▶ [Task requirements] Only the lines containing "testRoom" belong in the answer; find them in the material below.

▶ [Data under study]
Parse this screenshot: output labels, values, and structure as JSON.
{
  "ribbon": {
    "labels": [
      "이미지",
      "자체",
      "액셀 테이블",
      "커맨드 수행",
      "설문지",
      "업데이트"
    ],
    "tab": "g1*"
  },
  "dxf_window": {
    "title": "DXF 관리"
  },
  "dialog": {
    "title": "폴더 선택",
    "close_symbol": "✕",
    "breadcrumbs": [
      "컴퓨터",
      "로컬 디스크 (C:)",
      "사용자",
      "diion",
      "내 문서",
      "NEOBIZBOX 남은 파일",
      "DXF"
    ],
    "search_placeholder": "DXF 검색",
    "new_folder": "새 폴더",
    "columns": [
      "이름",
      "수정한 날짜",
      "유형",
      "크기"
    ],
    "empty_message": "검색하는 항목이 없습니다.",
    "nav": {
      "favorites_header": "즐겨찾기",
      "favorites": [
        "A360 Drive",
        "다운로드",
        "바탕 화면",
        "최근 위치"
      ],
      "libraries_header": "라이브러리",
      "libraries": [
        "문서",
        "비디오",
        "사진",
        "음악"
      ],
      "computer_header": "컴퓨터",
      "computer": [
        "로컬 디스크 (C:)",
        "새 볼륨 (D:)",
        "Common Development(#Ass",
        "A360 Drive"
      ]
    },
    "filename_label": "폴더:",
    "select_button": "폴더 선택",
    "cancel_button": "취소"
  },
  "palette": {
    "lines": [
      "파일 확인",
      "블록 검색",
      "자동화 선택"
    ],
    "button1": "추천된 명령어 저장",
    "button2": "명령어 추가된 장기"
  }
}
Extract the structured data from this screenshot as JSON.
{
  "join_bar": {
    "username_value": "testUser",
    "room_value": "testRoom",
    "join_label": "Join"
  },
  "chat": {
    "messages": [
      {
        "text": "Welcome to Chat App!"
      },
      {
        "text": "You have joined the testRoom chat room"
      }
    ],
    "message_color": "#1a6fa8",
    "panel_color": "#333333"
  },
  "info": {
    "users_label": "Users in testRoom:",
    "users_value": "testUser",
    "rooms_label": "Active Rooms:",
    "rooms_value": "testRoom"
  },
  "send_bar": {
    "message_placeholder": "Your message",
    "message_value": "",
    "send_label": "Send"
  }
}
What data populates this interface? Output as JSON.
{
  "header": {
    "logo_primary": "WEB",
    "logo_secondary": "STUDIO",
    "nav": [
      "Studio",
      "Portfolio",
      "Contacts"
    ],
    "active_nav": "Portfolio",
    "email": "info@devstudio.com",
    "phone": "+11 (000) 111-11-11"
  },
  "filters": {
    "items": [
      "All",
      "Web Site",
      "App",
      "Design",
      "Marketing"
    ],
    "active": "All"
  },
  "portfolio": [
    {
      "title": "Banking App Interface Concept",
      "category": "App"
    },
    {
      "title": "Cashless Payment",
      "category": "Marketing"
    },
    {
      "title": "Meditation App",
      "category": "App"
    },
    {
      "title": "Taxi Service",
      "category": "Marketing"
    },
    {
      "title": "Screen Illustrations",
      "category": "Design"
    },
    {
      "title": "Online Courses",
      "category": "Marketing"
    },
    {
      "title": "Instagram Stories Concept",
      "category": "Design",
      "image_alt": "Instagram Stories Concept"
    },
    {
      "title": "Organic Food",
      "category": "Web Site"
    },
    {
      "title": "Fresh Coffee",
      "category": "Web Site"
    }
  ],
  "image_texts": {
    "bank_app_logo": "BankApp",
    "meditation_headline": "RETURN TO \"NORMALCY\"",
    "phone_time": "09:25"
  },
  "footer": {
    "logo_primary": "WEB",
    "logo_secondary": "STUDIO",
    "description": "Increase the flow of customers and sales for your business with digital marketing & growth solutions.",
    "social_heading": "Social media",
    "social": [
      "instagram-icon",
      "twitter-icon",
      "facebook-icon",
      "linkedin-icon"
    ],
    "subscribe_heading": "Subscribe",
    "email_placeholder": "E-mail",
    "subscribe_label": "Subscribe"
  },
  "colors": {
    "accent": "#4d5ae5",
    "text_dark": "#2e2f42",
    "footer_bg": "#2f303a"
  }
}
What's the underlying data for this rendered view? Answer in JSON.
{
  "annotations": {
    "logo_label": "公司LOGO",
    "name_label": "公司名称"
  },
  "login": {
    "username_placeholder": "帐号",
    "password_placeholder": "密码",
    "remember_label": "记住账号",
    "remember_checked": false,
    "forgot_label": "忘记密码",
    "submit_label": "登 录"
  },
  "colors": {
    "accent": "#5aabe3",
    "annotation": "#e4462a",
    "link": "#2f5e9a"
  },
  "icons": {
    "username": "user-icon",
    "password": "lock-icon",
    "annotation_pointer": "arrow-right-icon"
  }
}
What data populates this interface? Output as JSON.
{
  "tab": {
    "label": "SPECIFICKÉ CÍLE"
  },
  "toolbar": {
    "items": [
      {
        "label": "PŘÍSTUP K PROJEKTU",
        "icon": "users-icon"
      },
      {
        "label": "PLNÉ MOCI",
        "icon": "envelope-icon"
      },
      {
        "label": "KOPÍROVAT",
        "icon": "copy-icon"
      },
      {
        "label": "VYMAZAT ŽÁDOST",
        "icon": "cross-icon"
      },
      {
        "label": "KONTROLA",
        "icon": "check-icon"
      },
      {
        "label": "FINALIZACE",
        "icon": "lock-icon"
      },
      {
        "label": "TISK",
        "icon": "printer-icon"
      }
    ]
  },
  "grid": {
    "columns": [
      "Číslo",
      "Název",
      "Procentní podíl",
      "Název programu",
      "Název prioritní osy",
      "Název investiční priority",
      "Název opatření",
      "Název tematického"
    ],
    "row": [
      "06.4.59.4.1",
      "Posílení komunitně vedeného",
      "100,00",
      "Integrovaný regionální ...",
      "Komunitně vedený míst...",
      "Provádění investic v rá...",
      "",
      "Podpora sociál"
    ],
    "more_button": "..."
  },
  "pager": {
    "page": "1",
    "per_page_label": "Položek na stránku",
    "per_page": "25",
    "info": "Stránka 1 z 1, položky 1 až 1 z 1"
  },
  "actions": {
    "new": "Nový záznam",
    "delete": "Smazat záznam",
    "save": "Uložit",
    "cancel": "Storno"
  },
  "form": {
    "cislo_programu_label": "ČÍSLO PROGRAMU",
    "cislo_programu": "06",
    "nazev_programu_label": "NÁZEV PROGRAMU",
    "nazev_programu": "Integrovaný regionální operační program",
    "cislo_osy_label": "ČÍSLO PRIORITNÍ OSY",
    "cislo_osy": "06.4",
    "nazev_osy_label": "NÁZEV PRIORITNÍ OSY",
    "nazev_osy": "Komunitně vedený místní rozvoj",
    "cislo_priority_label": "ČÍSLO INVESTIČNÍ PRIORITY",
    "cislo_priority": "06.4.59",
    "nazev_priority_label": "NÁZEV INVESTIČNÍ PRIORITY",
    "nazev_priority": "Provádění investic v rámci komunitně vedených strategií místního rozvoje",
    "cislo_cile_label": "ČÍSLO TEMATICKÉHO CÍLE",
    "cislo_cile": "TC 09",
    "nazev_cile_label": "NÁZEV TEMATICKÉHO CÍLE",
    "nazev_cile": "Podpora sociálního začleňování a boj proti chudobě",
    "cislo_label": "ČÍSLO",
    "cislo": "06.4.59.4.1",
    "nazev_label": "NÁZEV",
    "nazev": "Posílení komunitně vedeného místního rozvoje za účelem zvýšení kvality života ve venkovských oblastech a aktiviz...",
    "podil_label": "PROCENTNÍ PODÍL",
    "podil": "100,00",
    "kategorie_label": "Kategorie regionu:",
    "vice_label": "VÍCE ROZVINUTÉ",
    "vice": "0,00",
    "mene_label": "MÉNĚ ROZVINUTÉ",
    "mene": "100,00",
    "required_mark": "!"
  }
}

▶ [Answer section]
    "room_value": "testRoom",
        "text": "You have joined the testRoom chat room"
    "users_label": "Users in testRoom:",
    "rooms_value": "testRoom"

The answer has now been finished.